### [WHAT NEEDS TO BE DONE]
Report back every line in the data that includes the string "title".

### [SUPPLIED RECORDS]

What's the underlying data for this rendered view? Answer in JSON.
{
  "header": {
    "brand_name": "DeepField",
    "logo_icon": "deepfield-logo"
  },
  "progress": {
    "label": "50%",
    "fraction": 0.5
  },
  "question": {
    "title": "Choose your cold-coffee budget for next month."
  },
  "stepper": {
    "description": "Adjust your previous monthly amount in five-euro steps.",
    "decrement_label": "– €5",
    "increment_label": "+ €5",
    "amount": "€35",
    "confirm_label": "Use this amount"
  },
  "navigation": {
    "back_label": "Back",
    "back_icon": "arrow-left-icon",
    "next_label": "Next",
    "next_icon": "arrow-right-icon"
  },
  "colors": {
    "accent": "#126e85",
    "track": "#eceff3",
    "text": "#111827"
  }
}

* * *

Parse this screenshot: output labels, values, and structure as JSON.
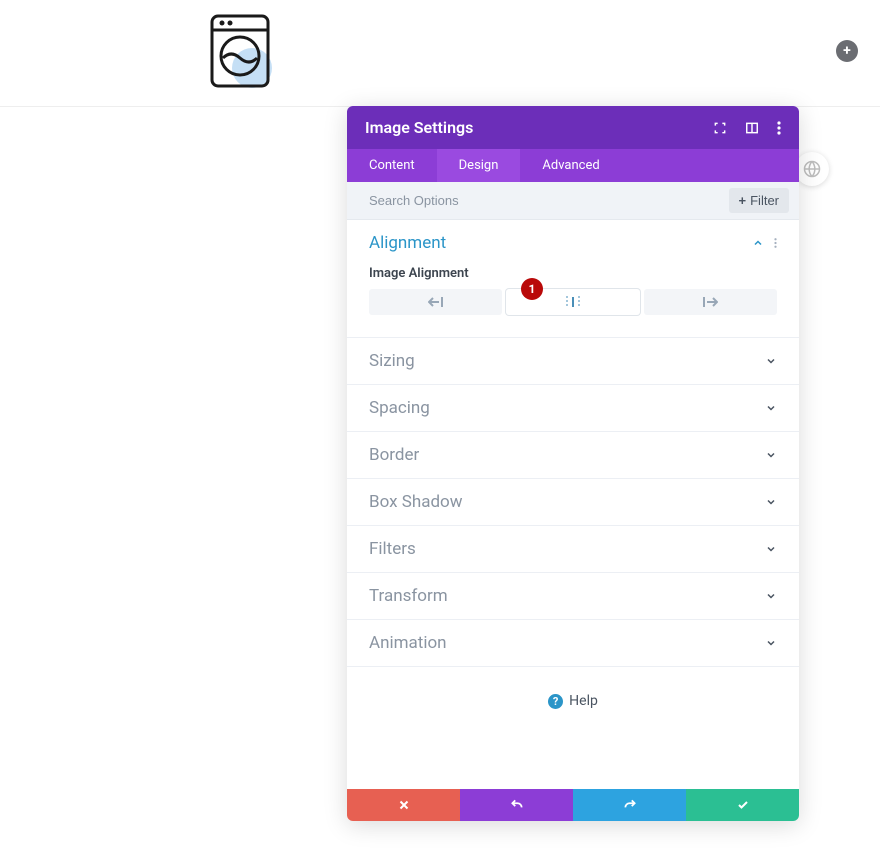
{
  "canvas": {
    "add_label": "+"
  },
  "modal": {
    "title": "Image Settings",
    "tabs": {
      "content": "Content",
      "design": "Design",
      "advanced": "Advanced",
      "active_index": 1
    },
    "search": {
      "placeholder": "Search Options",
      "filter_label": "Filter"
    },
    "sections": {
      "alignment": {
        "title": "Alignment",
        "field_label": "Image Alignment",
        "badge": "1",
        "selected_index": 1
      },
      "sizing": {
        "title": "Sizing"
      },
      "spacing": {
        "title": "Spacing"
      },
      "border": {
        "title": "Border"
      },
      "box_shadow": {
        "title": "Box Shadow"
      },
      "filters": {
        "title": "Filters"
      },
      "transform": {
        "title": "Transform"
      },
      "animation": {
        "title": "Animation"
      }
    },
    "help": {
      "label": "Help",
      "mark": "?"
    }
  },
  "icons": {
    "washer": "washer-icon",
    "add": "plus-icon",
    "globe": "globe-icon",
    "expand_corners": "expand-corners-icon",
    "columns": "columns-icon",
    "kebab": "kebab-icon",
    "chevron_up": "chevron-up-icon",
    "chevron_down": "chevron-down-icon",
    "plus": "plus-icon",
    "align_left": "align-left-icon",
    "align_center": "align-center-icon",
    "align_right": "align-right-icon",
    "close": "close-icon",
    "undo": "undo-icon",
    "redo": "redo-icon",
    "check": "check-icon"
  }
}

### [EXPECTED ANSWER]
    "title": "Choose your cold-coffee budget for next month."
    "title": "Image Settings",
        "title": "Alignment",
        "title": "Sizing"
        "title": "Spacing"
        "title": "Border"
        "title": "Box Shadow"
        "title": "Filters"
        "title": "Transform"
        "title": "Animation"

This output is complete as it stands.